Price is where Android has the significant advantage. My next-door neighbors will never pay $500 for a tablet. They just won’t. The price they would be willing to pay depends on that killer app, but the lower the price is, the better. Apple’s never been willing to play in that space. Microsoft will, but once they establish their market share, they raise prices. Google sees Android solely as a way to make money indirectly, so they’re willing to give it away. When you buy an Android tablet, you’re paying for hardware and patent licenses.
Today, in late 2011, Android has 52.5 percent of the smartphone market, compared to Apple’s 15 percent.
Remember, Android 1.0 and the first phone based on it didn’t appear until late 2008, 15 months after Apple’s first Iphone. In mid-2009, Android’s marketshare was 2.8 percent. By February 2010–doesn’t that seem like only yesterday?–Android had managed to carve out 10 percent of the market, but over the next seven months, it grew to 21.4 percent.

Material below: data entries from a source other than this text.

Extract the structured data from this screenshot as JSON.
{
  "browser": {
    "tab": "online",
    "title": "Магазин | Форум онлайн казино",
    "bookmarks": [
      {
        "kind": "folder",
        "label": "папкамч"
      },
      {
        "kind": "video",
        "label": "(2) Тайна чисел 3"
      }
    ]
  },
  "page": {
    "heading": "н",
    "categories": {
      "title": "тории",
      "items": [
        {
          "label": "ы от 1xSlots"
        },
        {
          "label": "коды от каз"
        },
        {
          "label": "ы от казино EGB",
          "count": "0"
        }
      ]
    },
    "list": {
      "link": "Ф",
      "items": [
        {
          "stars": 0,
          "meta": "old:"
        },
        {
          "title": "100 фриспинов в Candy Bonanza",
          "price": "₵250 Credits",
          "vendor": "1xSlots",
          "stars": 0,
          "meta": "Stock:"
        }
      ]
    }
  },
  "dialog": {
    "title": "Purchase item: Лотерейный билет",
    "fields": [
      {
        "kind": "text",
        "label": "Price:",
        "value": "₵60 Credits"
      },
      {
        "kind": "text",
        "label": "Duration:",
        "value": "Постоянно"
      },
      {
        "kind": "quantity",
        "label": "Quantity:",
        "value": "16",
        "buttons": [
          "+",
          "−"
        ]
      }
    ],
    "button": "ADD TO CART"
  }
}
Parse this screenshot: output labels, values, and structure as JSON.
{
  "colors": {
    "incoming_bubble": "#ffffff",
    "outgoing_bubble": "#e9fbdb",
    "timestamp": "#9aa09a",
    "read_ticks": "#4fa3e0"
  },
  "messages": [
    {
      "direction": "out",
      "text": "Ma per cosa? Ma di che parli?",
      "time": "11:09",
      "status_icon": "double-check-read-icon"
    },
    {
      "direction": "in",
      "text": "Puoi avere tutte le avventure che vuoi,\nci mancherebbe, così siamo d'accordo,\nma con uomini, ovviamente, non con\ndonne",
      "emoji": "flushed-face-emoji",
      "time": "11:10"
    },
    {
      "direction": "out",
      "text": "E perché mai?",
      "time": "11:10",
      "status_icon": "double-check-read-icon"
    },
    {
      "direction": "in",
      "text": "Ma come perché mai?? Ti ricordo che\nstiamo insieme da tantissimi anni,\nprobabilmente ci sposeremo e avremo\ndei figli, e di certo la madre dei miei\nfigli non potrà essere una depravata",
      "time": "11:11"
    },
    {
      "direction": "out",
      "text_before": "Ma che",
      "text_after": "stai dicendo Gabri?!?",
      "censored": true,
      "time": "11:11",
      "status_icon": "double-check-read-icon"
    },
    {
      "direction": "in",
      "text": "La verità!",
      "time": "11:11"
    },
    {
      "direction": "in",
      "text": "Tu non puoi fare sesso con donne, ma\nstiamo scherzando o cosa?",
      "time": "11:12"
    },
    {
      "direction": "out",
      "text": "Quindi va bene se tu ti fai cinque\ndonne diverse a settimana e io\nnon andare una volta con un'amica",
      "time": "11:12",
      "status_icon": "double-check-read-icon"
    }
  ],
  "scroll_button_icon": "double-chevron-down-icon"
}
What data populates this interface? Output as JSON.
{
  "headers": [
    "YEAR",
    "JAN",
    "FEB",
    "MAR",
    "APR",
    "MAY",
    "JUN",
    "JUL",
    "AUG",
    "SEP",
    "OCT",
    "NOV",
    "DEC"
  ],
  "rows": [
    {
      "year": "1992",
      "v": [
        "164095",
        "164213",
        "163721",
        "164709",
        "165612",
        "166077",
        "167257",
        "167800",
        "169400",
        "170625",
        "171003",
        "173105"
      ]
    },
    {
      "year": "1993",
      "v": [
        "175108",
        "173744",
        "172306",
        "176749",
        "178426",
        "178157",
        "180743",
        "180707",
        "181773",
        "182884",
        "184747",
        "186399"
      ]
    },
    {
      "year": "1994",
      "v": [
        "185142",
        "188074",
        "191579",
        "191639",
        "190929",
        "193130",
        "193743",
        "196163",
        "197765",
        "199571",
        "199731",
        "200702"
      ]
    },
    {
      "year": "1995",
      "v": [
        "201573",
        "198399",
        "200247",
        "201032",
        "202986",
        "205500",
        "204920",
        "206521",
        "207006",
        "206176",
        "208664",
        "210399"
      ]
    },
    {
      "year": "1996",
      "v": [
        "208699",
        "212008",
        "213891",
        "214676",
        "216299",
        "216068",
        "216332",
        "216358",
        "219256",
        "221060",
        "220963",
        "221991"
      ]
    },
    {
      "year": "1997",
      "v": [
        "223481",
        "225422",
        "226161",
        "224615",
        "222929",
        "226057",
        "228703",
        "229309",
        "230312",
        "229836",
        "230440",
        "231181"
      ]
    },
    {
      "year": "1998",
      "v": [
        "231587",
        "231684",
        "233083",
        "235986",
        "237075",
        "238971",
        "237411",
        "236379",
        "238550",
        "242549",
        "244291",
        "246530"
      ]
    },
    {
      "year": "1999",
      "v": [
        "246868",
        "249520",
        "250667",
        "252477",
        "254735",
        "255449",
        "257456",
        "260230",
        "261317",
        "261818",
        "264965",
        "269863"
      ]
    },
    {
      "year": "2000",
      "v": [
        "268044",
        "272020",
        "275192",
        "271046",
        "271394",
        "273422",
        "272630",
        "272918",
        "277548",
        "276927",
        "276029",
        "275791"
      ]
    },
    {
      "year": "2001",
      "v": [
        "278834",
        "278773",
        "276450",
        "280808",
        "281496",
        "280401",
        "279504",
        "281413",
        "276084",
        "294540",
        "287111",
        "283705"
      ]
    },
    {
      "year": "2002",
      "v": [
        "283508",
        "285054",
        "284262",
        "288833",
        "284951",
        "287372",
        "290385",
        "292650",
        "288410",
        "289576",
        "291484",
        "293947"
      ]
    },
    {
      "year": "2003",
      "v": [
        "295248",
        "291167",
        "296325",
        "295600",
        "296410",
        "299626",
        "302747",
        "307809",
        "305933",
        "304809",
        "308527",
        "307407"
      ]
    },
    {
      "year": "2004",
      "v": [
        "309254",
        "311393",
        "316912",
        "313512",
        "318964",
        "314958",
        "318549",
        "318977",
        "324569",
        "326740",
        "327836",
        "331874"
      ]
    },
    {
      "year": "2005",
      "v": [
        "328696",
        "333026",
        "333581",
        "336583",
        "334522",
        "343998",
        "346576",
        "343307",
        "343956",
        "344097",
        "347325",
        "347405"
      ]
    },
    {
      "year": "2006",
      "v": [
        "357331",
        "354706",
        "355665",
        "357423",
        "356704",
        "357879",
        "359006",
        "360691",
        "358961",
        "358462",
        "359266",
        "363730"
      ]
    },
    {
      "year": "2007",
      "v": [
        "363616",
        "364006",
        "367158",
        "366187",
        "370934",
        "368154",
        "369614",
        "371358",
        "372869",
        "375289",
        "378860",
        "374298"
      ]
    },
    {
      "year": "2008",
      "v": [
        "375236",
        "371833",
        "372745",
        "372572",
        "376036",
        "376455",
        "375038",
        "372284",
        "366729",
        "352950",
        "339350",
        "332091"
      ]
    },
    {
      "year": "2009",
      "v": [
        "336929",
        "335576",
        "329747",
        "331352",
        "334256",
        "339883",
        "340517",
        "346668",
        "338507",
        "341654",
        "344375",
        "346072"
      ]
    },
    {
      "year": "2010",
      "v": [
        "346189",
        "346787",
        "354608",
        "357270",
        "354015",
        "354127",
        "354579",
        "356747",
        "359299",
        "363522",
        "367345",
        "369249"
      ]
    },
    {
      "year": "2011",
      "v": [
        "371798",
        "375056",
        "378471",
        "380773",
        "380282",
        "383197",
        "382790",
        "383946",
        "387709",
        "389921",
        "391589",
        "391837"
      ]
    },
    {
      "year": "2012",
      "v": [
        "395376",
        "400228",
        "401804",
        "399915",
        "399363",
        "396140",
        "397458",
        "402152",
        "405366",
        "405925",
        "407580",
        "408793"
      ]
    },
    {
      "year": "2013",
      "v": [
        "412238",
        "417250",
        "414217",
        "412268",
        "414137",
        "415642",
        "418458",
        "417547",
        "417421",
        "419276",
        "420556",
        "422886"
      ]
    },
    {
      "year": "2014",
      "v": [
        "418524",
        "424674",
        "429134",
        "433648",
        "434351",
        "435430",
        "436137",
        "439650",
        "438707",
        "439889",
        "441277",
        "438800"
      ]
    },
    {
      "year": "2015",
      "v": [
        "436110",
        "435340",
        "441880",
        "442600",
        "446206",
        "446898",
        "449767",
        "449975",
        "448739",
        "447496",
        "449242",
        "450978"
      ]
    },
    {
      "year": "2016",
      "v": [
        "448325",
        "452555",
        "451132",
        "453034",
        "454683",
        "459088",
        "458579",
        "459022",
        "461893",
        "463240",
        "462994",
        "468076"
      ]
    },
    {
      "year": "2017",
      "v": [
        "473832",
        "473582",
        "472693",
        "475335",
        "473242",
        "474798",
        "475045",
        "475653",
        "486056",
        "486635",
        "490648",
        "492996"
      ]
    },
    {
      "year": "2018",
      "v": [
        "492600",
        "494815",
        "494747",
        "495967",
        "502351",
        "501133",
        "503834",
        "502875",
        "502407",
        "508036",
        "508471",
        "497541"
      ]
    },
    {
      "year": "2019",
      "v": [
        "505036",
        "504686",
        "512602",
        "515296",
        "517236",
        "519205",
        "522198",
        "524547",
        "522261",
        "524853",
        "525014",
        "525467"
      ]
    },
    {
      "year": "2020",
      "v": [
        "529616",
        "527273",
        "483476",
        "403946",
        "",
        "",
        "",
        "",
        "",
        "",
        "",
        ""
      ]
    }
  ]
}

Android’s success in smartphones didn’t come overnight. So there’s no reason to believe success will come overnight in tablets, either.
In other news…
On Tuesday morning, Amazon released the source code for the Kindle Fire to much fanfare, most of it undeserved given that they just released the GPL portions of the code. It does seem to be news today when large companies do what’s legally required, but it’s nothing earth-shaking. This release doesn’t mean anyone will be turning someone else’s 10-inch tablet into an oversized Kindle Fire.
And Cyanogenmod 9 (based on Android 4.0, a.k.a. Ice Cream Sandwich) is working on Samsung Nexus S phones and in alpha 11 now–all features working, no major remaining bugs. Life is going to get a lot more interesting as work on Cyanogenmod 9 continues, as it’s going to be a big upgrade for existing phones and tablets. When the vendor drops support for future versions of Android, Cyanogenmod is the most obvious upgrade path.